[Stored items]
=======

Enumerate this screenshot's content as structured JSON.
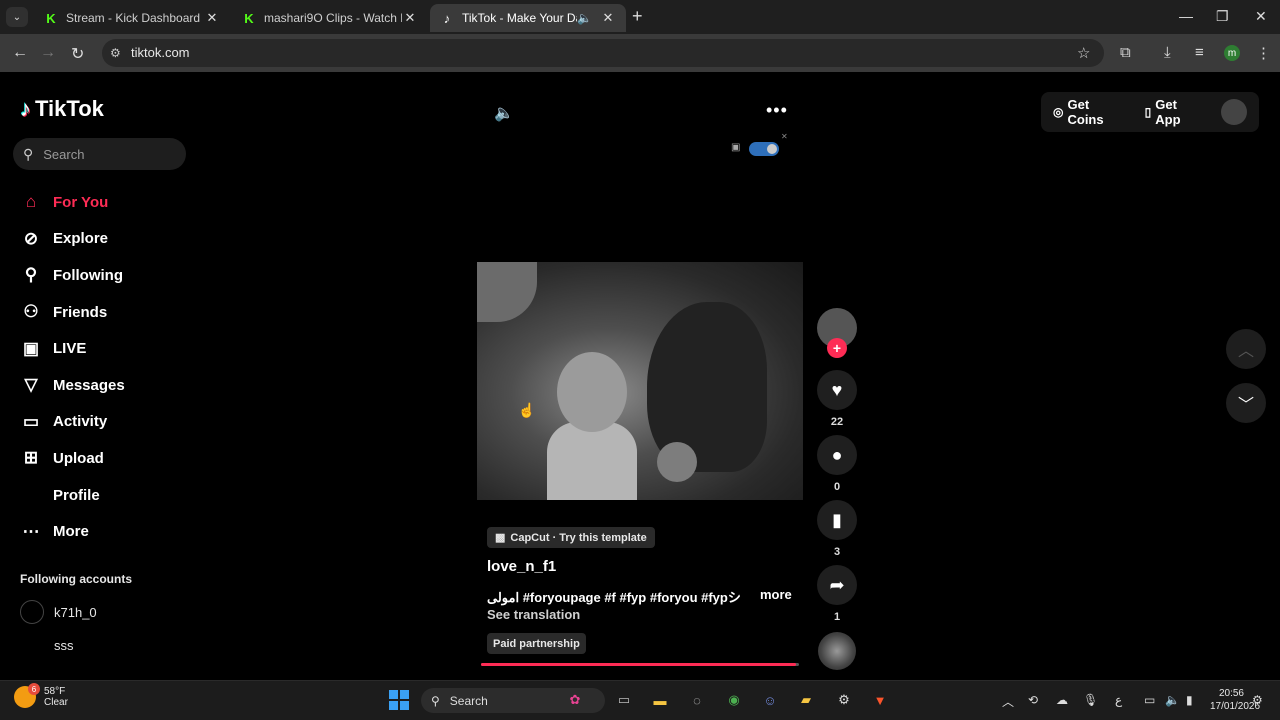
{
  "browser": {
    "tabs": [
      {
        "title": "Stream - Kick Dashboard",
        "favicon": "kick-icon"
      },
      {
        "title": "mashari9O Clips - Watch Live o",
        "favicon": "kick-icon"
      },
      {
        "title": "TikTok - Make Your Day",
        "favicon": "tiktok-icon",
        "active": true
      }
    ],
    "url": "tiktok.com",
    "profile_initial": "m"
  },
  "tiktok": {
    "logo_text": "TikTok",
    "search_placeholder": "Search",
    "nav": [
      {
        "label": "For You",
        "icon": "home-icon",
        "glyph": "⌂",
        "active": true
      },
      {
        "label": "Explore",
        "icon": "compass-icon",
        "glyph": "⊘"
      },
      {
        "label": "Following",
        "icon": "user-follow-icon",
        "glyph": "⚲"
      },
      {
        "label": "Friends",
        "icon": "friends-icon",
        "glyph": "⚇"
      },
      {
        "label": "LIVE",
        "icon": "live-tv-icon",
        "glyph": "▣"
      },
      {
        "label": "Messages",
        "icon": "send-icon",
        "glyph": "▽"
      },
      {
        "label": "Activity",
        "icon": "activity-icon",
        "glyph": "▭"
      },
      {
        "label": "Upload",
        "icon": "upload-plus-icon",
        "glyph": "⊞"
      },
      {
        "label": "Profile",
        "icon": "profile-icon",
        "glyph": ""
      },
      {
        "label": "More",
        "icon": "more-dots-icon",
        "glyph": "⋯"
      }
    ],
    "following_heading": "Following accounts",
    "following_accounts": [
      "k71h_0",
      "sss"
    ],
    "header": {
      "get_coins": "Get Coins",
      "get_app": "Get App"
    },
    "post": {
      "capcut_label": "CapCut · Try this template",
      "author": "love_n_f1",
      "description": "امولی #foryoupage #f #fyp #foryou #fypシ ...",
      "more_label": "more",
      "see_translation": "See translation",
      "paid_label": "Paid partnership",
      "progress": 0.99,
      "likes": "22",
      "comments": "0",
      "saves": "3",
      "shares": "1"
    }
  },
  "taskbar": {
    "temperature": "58°F",
    "condition": "Clear",
    "weather_badge": "6",
    "search_label": "Search",
    "time": "20:56",
    "date": "17/01/2026"
  }
}
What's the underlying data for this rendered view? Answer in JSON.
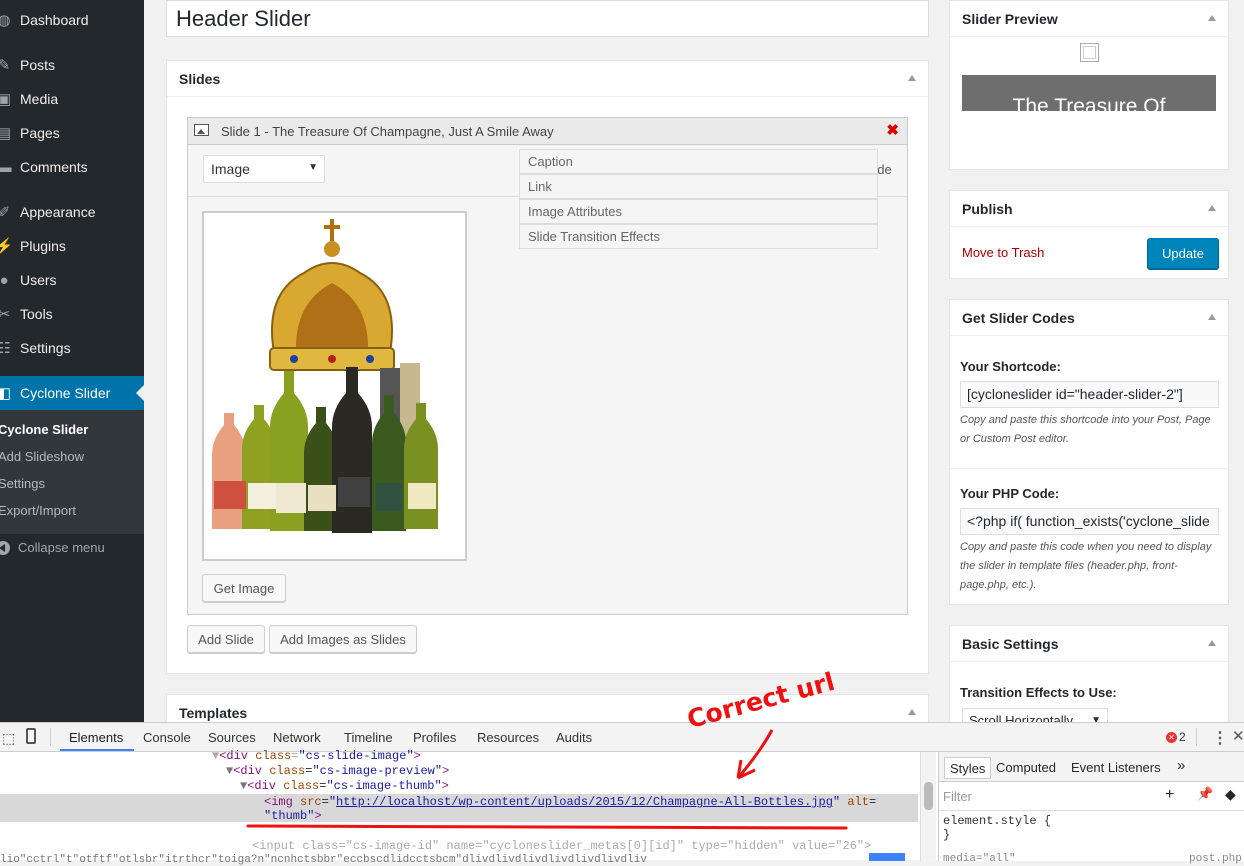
{
  "sidebar": {
    "items": [
      {
        "label": "Dashboard",
        "icon": "dashboard-icon"
      },
      {
        "label": "Posts",
        "icon": "pin-icon"
      },
      {
        "label": "Media",
        "icon": "media-icon"
      },
      {
        "label": "Pages",
        "icon": "pages-icon"
      },
      {
        "label": "Comments",
        "icon": "comments-icon"
      },
      {
        "label": "Appearance",
        "icon": "brush-icon"
      },
      {
        "label": "Plugins",
        "icon": "plugin-icon"
      },
      {
        "label": "Users",
        "icon": "users-icon"
      },
      {
        "label": "Tools",
        "icon": "wrench-icon"
      },
      {
        "label": "Settings",
        "icon": "settings-icon"
      },
      {
        "label": "Cyclone Slider",
        "icon": "slider-icon"
      }
    ],
    "submenu": [
      "Cyclone Slider",
      "Add Slideshow",
      "Settings",
      "Export/Import"
    ],
    "collapse_label": "Collapse menu"
  },
  "main": {
    "title": "Header Slider",
    "slides_box_title": "Slides",
    "slide_title": "Slide 1 - The Treasure Of Champagne, Just A Smile Away",
    "slide_type": "Image",
    "hide_label": "Hide",
    "accordions": [
      "Caption",
      "Link",
      "Image Attributes",
      "Slide Transition Effects"
    ],
    "get_image_label": "Get Image",
    "add_slide_label": "Add Slide",
    "add_images_label": "Add Images as Slides",
    "templates_title": "Templates"
  },
  "right": {
    "preview_title": "Slider Preview",
    "preview_text": "The Treasure Of",
    "publish_title": "Publish",
    "trash_label": "Move to Trash",
    "update_label": "Update",
    "codes_title": "Get Slider Codes",
    "shortcode_label": "Your Shortcode:",
    "shortcode_value": "[cycloneslider id=\"header-slider-2\"]",
    "shortcode_help_1": "Copy and paste this shortcode into your Post, Page",
    "shortcode_help_2": "or Custom Post editor.",
    "php_label": "Your PHP Code:",
    "php_value": "<?php if( function_exists('cyclone_slide",
    "php_help_1": "Copy and paste this code when you need to display",
    "php_help_2": "the slider in template files (header.php, front-",
    "php_help_3": "page.php, etc.).",
    "basic_title": "Basic Settings",
    "transition_label": "Transition Effects to Use:",
    "transition_value": "Scroll Horizontally"
  },
  "devtools": {
    "tabs": [
      "Elements",
      "Console",
      "Sources",
      "Network",
      "Timeline",
      "Profiles",
      "Resources",
      "Audits"
    ],
    "error_count": "2",
    "line1": {
      "tag": "div",
      "attr": "class",
      "val": "cs-slide-image"
    },
    "line2": {
      "tag": "div",
      "attr": "class",
      "val": "cs-image-preview"
    },
    "line3": {
      "tag": "div",
      "attr": "class",
      "val": "cs-image-thumb"
    },
    "img_src": "http://localhost/wp-content/uploads/2015/12/Champagne-All-Bottles.jpg",
    "img_alt": "thumb",
    "line5": "<input class=\"cs-image-id\" name=\"cycloneslider_metas[0][id]\" type=\"hidden\" value=\"26\">",
    "line6": "lio\"cctrl\"t\"otftf\"otlsbr\"itrthcr\"toiga?n\"ncnhctsbbr\"eccbscdlidcctsbcm\"dlivdlivdlivdlivdlivdlivdliv",
    "styles_tabs": [
      "Styles",
      "Computed",
      "Event Listeners"
    ],
    "filter_placeholder": "Filter",
    "element_style": "element.style {",
    "close_brace": "}",
    "media_text": "media=\"all\"",
    "post_text": "post.php"
  },
  "annotation": {
    "text": "Correct url",
    "color": "#ee1111"
  }
}
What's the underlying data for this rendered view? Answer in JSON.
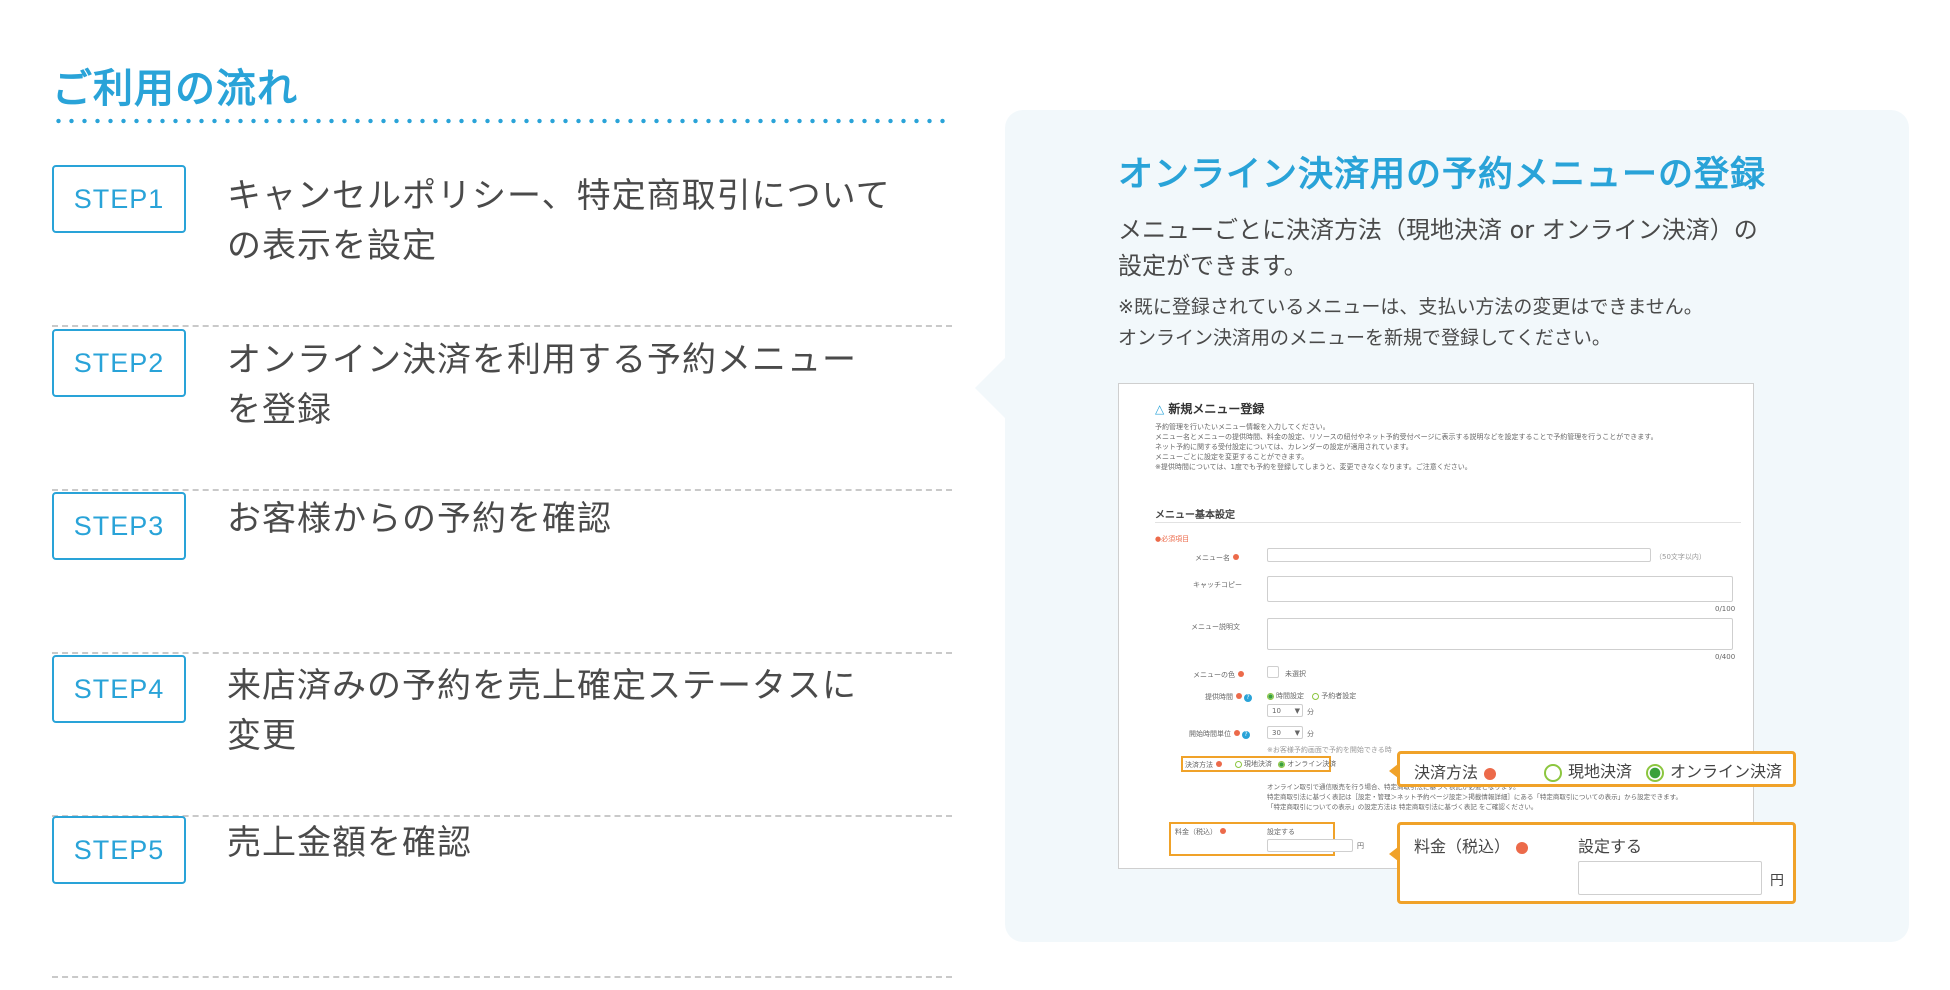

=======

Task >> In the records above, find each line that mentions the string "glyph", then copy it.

Response box >>
        "glyph": "⌂",
        "glyph": "⊘"
        "glyph": "⚲"
        "glyph": "⚇"
        "glyph": "▣"
        "glyph": "▽"
        "glyph": "▭"
        "glyph": "⊞"
        "glyph": ""
        "glyph": "⋯"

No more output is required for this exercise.